What are, then, the challenges the EU must tackle in the Western Balkans after the pandemic, to regain some influence in the area? First, it is necessary to ensure that the six Western Balkan countries do not feel abandoned once again like they did after the 2008 financial crisis. Second, in an attempt to regain a leading role in the area, the EU must refrain from only considering the economic aspect (as some competitors have) and neglecting necessary reforms in the field of democracy and the fight against corruption. In the last several years, for instance, some local leaders have allowed a decline in democratic standards, as they could count on Chinese finances. Of course, this will need to be tackled by both the EU and the Balkan countries, the latter of whom should try to uphold the commitment agreed upon during the Zagreb Summit and avoid being fascinated by the availability of ready money from other partners—which would further endanger their process towards complete democratization.
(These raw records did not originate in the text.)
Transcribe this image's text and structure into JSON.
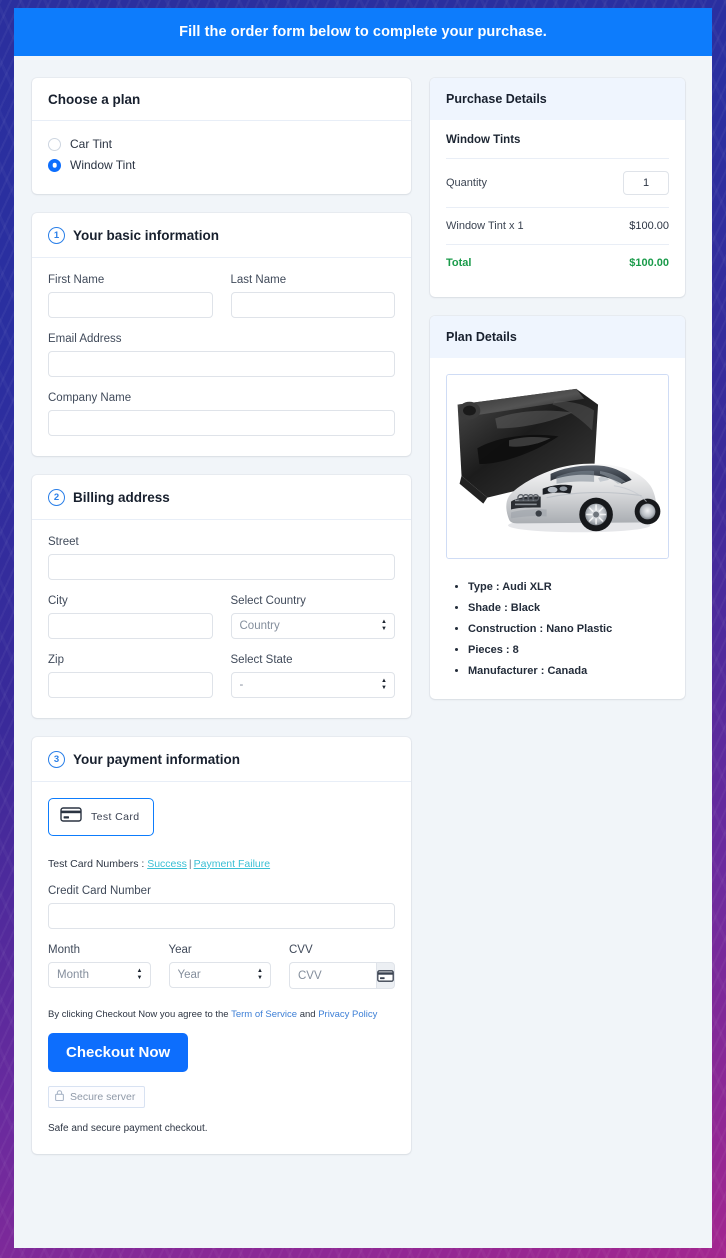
{
  "banner": {
    "text": "Fill the order form below to complete your purchase."
  },
  "plan_card": {
    "title": "Choose a plan",
    "options": [
      {
        "label": "Car Tint",
        "selected": false
      },
      {
        "label": "Window Tint",
        "selected": true
      }
    ]
  },
  "basic_info": {
    "step": "1",
    "title": "Your basic information",
    "first_name_label": "First Name",
    "first_name_value": "",
    "last_name_label": "Last Name",
    "last_name_value": "",
    "email_label": "Email Address",
    "email_value": "",
    "company_label": "Company Name",
    "company_value": ""
  },
  "billing": {
    "step": "2",
    "title": "Billing address",
    "street_label": "Street",
    "street_value": "",
    "city_label": "City",
    "city_value": "",
    "country_label": "Select Country",
    "country_value": "Country",
    "zip_label": "Zip",
    "zip_value": "",
    "state_label": "Select State",
    "state_value": "-"
  },
  "payment": {
    "step": "3",
    "title": "Your payment information",
    "test_card_button": "Test  Card",
    "test_numbers_prefix": "Test Card Numbers : ",
    "test_success_link": "Success",
    "test_separator": "|",
    "test_failure_link": "Payment Failure",
    "card_number_label": "Credit Card Number",
    "card_number_value": "",
    "month_label": "Month",
    "month_value": "Month",
    "year_label": "Year",
    "year_value": "Year",
    "cvv_label": "CVV",
    "cvv_placeholder": "CVV",
    "terms_prefix": "By clicking Checkout Now you agree to the ",
    "terms_link": "Term of Service",
    "terms_middle": " and ",
    "privacy_link": "Privacy Policy",
    "checkout_label": "Checkout Now",
    "secure_badge": "Secure server",
    "safe_note": "Safe and secure payment checkout."
  },
  "purchase_details": {
    "title": "Purchase Details",
    "item_title": "Window Tints",
    "quantity_label": "Quantity",
    "quantity_value": "1",
    "line_label": "Window Tint x 1",
    "line_amount": "$100.00",
    "total_label": "Total",
    "total_amount": "$100.00"
  },
  "plan_details": {
    "title": "Plan Details",
    "image_alt": "window-tint-roll-and-silver-audi-coupe",
    "specs": [
      "Type : Audi XLR",
      "Shade : Black",
      "Construction : Nano Plastic",
      "Pieces : 8",
      "Manufacturer : Canada"
    ]
  },
  "colors": {
    "banner_blue": "#0d7cfc",
    "accent_blue": "#0d6efd",
    "total_green": "#1a9b4a",
    "link_cyan": "#3bbfd4",
    "link_blue": "#3d7fd6",
    "panel_head": "#eff5fe"
  }
}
To conclude, it is possible to state that the economic package allocated by the EU to tackle the post-COVID reconstruction in the Western Balkans is not an end in itself. On the contrary, if correctly invested, these funds could be the foundation on which the worn relationship between the EU and the Western Balkan partners could be strengthened, with the purpose of restarting that once close cooperation that was forsaken after the 2008 financial crisis.